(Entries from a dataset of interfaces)
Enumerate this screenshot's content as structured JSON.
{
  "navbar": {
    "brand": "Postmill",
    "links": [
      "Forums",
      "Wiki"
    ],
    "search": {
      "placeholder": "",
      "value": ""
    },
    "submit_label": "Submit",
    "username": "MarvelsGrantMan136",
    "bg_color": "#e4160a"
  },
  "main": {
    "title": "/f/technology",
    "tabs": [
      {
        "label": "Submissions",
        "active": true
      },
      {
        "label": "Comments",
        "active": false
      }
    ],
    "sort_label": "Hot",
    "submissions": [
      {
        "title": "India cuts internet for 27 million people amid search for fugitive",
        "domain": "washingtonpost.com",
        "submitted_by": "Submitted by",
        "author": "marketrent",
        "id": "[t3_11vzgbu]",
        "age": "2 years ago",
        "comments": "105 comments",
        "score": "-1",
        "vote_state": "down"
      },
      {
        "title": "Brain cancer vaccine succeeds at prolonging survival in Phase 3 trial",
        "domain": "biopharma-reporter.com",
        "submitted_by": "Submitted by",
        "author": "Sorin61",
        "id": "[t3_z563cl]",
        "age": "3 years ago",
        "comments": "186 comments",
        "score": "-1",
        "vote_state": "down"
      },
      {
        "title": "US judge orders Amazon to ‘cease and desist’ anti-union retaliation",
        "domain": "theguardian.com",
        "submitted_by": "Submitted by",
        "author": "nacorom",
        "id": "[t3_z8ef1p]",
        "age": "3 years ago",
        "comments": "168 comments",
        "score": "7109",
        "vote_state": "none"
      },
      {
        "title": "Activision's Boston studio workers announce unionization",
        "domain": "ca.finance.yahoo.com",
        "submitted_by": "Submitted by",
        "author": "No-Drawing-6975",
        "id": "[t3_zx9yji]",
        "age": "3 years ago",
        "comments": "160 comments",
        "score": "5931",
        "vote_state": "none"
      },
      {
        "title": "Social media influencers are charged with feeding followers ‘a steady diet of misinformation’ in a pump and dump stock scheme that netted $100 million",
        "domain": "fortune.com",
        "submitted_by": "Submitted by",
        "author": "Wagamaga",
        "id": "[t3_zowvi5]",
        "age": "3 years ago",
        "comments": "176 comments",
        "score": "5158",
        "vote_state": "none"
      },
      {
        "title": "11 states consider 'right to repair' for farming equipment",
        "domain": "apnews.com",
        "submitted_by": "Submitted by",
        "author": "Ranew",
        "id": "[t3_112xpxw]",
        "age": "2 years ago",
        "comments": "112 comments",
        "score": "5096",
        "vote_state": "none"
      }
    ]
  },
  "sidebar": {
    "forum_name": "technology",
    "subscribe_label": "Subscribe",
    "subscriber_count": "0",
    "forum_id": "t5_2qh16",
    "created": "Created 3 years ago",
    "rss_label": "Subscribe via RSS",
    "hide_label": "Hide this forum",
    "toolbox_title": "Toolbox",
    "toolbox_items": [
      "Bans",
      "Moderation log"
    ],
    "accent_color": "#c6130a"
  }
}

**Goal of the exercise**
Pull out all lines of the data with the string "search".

**Answer to this exercise**
    "search": {
        "title": "India cuts internet for 27 million people amid search for fugitive",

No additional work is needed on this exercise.